Items listed in a dataset:
= = = = = = =

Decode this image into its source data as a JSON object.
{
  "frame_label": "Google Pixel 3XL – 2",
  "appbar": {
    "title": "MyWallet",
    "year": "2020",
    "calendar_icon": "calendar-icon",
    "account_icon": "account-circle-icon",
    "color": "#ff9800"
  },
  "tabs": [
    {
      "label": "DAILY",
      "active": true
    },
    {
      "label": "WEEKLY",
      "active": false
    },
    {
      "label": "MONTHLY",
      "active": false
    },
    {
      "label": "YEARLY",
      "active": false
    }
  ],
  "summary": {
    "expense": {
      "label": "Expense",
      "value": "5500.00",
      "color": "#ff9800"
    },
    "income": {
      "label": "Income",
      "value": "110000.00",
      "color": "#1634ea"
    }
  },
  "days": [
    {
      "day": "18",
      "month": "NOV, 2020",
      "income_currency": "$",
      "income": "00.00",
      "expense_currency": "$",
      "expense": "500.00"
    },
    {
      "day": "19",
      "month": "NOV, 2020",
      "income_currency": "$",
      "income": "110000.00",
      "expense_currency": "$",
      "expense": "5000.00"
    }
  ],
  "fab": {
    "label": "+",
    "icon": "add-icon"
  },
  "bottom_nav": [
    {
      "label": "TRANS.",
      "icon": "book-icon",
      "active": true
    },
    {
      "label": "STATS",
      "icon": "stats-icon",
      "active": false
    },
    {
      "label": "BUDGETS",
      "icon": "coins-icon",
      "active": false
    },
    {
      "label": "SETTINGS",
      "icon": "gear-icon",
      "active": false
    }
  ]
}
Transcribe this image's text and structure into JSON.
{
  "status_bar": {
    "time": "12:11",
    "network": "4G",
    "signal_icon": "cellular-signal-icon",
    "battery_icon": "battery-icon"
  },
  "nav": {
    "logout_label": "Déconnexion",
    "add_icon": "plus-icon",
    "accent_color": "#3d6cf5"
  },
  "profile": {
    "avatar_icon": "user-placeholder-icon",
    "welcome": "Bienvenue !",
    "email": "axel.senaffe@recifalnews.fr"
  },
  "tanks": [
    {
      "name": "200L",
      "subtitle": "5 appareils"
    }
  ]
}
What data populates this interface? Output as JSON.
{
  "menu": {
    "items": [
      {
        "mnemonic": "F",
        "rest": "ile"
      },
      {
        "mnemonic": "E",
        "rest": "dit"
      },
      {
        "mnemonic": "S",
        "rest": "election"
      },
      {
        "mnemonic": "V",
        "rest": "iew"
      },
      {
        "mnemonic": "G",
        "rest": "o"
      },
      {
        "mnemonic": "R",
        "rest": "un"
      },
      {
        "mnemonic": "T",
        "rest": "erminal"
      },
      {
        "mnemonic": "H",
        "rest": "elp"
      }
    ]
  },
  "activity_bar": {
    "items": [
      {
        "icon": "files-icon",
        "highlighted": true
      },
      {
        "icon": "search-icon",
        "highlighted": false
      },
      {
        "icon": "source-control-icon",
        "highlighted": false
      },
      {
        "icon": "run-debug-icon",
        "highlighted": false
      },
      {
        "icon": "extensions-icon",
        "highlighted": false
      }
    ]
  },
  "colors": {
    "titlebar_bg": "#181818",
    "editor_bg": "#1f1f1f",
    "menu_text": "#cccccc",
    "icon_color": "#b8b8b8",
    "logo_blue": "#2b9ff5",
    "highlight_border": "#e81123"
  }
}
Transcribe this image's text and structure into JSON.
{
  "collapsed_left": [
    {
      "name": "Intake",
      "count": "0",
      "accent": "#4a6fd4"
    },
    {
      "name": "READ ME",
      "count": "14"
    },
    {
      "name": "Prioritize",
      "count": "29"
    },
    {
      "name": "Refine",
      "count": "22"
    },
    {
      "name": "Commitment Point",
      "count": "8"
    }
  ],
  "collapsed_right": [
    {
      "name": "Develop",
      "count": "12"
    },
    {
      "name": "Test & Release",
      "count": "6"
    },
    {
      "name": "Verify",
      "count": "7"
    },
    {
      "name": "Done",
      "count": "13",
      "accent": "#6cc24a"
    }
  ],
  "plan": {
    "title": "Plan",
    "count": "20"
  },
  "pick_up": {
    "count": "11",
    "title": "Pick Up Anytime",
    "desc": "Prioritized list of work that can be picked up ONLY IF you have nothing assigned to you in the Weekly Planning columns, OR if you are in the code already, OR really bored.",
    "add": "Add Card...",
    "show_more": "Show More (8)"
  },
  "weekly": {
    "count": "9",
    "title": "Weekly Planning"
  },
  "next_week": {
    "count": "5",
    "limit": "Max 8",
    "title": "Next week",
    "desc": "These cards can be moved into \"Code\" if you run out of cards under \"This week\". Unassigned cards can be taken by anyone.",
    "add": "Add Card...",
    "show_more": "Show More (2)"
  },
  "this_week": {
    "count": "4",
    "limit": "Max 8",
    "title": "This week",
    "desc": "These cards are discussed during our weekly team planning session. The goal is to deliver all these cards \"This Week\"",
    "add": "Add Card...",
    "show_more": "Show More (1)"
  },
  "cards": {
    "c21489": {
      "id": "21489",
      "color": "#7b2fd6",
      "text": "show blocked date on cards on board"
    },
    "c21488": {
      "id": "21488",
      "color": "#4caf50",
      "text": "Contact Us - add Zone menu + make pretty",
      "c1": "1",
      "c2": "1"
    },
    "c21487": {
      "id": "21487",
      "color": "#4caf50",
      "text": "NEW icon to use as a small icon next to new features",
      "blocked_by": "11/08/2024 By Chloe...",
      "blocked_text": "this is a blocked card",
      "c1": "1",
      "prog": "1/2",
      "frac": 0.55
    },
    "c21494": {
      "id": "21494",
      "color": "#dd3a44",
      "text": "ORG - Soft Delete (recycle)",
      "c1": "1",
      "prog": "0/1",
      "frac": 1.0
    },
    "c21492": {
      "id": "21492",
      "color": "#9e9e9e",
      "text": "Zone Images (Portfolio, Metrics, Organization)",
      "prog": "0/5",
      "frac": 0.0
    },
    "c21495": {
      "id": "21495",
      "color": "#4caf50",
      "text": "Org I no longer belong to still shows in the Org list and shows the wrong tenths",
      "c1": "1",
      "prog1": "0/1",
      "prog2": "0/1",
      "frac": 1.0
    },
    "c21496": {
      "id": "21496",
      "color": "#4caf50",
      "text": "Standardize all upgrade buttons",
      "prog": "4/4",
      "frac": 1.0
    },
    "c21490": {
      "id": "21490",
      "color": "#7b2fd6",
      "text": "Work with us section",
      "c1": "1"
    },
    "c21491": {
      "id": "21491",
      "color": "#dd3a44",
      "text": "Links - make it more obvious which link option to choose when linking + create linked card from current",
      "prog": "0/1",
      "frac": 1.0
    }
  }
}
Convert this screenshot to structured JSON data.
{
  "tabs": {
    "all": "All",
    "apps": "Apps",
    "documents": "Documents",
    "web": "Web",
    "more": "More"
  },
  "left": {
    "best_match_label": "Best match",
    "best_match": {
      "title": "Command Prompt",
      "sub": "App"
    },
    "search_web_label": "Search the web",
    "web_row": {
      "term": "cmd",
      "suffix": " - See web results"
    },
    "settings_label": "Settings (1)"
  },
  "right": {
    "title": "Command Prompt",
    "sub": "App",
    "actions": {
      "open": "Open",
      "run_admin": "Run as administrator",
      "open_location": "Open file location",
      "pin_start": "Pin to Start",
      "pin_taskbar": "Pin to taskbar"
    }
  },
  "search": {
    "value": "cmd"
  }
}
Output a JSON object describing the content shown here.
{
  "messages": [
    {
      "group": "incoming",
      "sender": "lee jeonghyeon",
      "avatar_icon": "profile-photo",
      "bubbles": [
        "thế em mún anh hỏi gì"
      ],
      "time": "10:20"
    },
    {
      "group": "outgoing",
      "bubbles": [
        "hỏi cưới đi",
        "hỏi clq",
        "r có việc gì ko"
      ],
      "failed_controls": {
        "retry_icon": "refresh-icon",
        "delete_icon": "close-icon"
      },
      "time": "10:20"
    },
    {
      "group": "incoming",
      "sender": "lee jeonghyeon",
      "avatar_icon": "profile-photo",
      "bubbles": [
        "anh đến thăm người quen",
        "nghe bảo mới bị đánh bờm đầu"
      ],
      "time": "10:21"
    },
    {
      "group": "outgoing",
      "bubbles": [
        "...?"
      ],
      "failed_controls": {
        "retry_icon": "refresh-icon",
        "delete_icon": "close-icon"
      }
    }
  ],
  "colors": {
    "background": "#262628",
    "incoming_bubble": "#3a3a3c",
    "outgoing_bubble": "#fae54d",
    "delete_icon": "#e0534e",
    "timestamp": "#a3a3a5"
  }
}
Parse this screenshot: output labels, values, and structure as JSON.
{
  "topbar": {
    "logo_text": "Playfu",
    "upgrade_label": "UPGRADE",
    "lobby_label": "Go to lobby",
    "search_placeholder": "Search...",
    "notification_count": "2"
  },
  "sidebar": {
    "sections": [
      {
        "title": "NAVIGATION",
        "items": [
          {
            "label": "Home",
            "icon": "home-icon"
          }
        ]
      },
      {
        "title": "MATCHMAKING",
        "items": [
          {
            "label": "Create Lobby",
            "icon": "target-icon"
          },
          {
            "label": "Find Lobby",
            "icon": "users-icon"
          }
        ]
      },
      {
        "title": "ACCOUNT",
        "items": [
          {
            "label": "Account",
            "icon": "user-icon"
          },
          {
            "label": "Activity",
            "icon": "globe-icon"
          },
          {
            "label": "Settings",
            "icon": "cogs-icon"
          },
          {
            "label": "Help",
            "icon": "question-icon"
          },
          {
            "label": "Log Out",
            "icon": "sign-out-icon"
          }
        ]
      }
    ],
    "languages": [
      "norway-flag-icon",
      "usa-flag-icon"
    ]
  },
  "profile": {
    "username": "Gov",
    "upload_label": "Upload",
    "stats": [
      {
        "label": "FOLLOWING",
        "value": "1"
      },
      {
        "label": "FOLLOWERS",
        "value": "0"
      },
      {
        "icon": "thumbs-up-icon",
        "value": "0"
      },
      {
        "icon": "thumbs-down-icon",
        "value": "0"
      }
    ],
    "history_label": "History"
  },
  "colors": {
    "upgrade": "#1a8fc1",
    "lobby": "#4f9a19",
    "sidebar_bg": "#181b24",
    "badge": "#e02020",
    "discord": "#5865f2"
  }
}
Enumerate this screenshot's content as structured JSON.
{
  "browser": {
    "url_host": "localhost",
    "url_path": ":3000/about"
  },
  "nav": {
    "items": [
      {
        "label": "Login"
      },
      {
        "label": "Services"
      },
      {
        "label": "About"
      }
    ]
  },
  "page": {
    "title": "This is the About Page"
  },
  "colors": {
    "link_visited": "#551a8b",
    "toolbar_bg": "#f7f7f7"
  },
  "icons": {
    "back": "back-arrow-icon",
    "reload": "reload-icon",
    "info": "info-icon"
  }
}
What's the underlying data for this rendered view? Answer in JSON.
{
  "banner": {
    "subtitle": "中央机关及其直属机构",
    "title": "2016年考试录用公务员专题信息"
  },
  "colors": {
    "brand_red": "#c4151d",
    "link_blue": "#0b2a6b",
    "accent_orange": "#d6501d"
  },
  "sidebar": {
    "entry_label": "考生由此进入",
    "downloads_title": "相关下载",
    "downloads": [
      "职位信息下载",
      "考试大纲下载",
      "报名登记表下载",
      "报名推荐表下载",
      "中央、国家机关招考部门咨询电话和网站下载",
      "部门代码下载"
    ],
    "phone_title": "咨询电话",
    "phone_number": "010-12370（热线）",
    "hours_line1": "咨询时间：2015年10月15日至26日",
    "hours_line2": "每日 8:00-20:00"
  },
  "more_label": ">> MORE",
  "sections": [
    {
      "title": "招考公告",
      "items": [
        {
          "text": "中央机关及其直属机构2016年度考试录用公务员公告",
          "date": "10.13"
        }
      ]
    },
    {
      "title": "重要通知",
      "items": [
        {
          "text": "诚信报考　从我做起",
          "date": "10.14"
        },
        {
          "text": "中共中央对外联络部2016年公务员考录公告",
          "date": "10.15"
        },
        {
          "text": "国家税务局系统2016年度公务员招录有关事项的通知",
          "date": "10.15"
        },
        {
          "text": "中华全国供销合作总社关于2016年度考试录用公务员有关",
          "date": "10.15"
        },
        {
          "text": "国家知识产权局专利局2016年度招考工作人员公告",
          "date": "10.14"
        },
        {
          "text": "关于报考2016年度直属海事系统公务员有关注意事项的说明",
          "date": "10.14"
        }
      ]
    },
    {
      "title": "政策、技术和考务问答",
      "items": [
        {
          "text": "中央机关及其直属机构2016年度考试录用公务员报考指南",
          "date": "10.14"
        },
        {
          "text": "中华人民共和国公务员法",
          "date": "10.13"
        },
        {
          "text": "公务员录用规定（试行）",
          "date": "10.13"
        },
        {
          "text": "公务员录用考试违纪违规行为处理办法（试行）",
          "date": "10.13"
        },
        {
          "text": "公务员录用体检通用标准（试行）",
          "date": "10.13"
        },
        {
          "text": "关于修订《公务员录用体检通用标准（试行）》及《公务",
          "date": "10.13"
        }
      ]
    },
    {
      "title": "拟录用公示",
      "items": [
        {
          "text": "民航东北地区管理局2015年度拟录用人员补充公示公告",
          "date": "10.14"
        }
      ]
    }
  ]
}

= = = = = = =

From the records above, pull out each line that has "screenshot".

Convert this screenshot to structured JSON data.
Parse this screenshot: output labels, values, and structure as JSON.
Enumerate this screenshot's content as structured JSON.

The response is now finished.